Supplied entries: Begin

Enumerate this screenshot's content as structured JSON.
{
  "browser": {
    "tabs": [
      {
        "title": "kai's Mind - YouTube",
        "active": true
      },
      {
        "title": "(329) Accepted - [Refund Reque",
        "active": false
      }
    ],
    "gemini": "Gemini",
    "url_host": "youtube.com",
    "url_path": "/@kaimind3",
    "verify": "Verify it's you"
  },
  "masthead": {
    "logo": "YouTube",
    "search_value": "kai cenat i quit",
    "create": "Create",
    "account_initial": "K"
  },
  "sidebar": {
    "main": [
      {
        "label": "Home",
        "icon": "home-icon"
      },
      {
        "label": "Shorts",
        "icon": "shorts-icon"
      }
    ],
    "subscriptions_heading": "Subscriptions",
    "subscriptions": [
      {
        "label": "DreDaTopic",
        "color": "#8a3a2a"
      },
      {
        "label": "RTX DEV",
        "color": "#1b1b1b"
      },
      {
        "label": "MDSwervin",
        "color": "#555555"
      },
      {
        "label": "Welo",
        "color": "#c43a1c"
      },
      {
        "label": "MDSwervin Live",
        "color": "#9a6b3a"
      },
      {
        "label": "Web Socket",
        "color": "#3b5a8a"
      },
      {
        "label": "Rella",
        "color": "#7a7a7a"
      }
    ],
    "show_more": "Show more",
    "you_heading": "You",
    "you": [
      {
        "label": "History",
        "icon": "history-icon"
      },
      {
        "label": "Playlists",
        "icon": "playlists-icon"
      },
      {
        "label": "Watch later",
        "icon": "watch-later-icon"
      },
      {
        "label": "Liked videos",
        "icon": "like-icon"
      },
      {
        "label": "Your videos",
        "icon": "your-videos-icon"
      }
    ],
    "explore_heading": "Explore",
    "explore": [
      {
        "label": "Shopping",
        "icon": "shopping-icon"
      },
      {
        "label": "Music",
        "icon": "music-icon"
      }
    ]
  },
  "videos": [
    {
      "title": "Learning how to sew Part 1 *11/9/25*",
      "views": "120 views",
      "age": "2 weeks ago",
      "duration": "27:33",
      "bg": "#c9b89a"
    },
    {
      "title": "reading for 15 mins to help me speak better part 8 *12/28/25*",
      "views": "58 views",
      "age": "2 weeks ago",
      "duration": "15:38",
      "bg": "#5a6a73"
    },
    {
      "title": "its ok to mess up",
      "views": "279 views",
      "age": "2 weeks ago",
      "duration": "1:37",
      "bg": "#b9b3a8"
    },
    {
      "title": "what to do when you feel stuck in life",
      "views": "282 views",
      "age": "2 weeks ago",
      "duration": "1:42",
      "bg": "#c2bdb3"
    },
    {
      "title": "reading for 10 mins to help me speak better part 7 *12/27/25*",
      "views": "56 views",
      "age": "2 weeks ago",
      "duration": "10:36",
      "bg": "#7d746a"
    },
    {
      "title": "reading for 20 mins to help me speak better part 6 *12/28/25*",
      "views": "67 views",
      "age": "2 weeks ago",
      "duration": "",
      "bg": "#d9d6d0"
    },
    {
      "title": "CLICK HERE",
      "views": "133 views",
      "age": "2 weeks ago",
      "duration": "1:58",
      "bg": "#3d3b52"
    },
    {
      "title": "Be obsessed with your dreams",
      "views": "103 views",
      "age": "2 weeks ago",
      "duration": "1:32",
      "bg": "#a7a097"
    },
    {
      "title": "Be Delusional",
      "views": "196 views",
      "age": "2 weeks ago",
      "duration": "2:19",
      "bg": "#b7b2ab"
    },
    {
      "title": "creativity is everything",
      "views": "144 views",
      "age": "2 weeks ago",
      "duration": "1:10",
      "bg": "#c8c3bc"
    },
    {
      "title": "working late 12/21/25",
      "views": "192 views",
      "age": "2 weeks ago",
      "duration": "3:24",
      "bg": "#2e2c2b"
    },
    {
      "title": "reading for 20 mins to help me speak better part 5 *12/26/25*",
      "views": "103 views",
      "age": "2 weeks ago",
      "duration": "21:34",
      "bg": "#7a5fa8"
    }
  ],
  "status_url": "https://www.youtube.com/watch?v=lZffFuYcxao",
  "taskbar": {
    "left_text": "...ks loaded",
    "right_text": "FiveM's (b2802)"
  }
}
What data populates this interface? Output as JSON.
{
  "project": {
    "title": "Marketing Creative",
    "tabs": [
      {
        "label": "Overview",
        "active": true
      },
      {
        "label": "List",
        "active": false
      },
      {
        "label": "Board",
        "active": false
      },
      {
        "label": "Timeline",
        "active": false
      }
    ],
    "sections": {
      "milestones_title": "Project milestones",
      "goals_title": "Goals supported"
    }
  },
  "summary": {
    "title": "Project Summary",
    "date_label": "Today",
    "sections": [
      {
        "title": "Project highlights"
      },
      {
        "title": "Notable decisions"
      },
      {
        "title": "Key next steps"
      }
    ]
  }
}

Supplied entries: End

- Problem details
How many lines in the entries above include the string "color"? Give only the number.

- Written response
7